=== Data for this exercise ===
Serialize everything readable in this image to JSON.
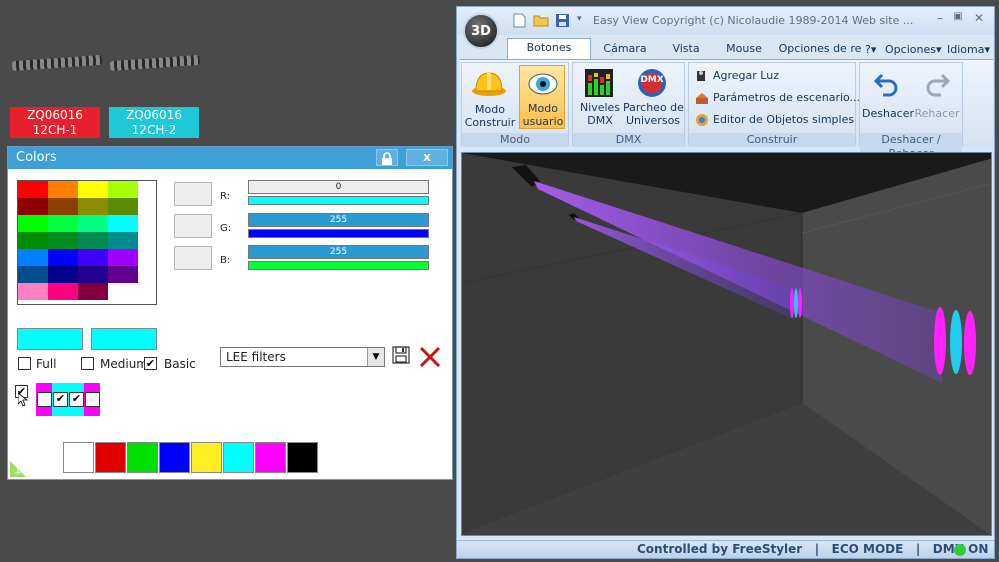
{
  "fixtures": [
    {
      "label_line1": "ZQ06016",
      "label_line2": "12CH-1",
      "color": "#e81f2c"
    },
    {
      "label_line1": "ZQ06016",
      "label_line2": "12CH-2",
      "color": "#1ec8d6"
    }
  ],
  "colors_panel": {
    "title": "Colors",
    "lock_icon": "lock-icon",
    "close_label": "x",
    "palette": [
      [
        "#ff0000",
        "#ff8000",
        "#ffff00",
        "#a6ff00"
      ],
      [
        "#8c0000",
        "#8c4000",
        "#8c8c00",
        "#5a8c00"
      ],
      [
        "#00ff00",
        "#00ff40",
        "#00ff80",
        "#00ffff"
      ],
      [
        "#008c00",
        "#008c20",
        "#008c50",
        "#008c8c"
      ],
      [
        "#0080ff",
        "#0000ff",
        "#4000ff",
        "#a000ff"
      ],
      [
        "#004c8c",
        "#00008c",
        "#20008c",
        "#60008c"
      ],
      [
        "#ff80c0",
        "#ff0080",
        "#80003c",
        "#ffffff"
      ]
    ],
    "preview_color_1": "#00ffff",
    "preview_color_2": "#00ffff",
    "channels": [
      {
        "label": "R:",
        "value": "0",
        "level": 0,
        "bar_color": "#00ffff"
      },
      {
        "label": "G:",
        "value": "255",
        "level": 1,
        "bar_color": "#0000ff"
      },
      {
        "label": "B:",
        "value": "255",
        "level": 1,
        "bar_color": "#00ff33"
      }
    ],
    "options": [
      {
        "label": "Full",
        "checked": false
      },
      {
        "label": "Medium",
        "checked": false
      },
      {
        "label": "Basic",
        "checked": true
      }
    ],
    "filter_select": "LEE filters",
    "mini_colors": [
      "#ff00ff",
      "#00ffff",
      "#00ffff",
      "#ff00ff"
    ],
    "mini_checks": [
      false,
      true,
      true,
      false
    ],
    "basic_colors": [
      "#ffffff",
      "#e00000",
      "#00e000",
      "#0000ff",
      "#ffee22",
      "#00ffff",
      "#ff00ff",
      "#000000"
    ]
  },
  "app": {
    "title": "Easy View   Copyright (c) Nicolaudie 1989-2014   Web site ...",
    "tabs": [
      "Botones estánd",
      "Cámara",
      "Vista",
      "Mouse",
      "Opciones de re"
    ],
    "right_menu": [
      "?",
      "Opciones",
      "Idioma"
    ],
    "groups": {
      "modo": {
        "label": "Modo",
        "construir": "Modo\nConstruir",
        "usuario": "Modo\nusuario"
      },
      "dmx": {
        "label": "DMX",
        "niveles": "Niveles\nDMX",
        "parcheo": "Parcheo de\nUniversos",
        "dmx_badge": "DMX"
      },
      "construir": {
        "label": "Construir",
        "items": [
          "Agregar Luz",
          "Parámetros de escenario...",
          "Editor de Objetos simples"
        ]
      },
      "deshacer": {
        "label": "Deshacer / Rehacer",
        "undo": "Deshacer",
        "redo": "Rehacer"
      }
    },
    "logo": "3D",
    "status": "Controlled by FreeStyler   |   ECO MODE   |   DMX ON",
    "status_led_color": "#33cc33"
  }
}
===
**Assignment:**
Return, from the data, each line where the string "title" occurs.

**Result of the exercise:**
    "title": "Colors",
    "title": "Easy View   Copyright (c) Nicolaudie 1989-2014   Web site ...",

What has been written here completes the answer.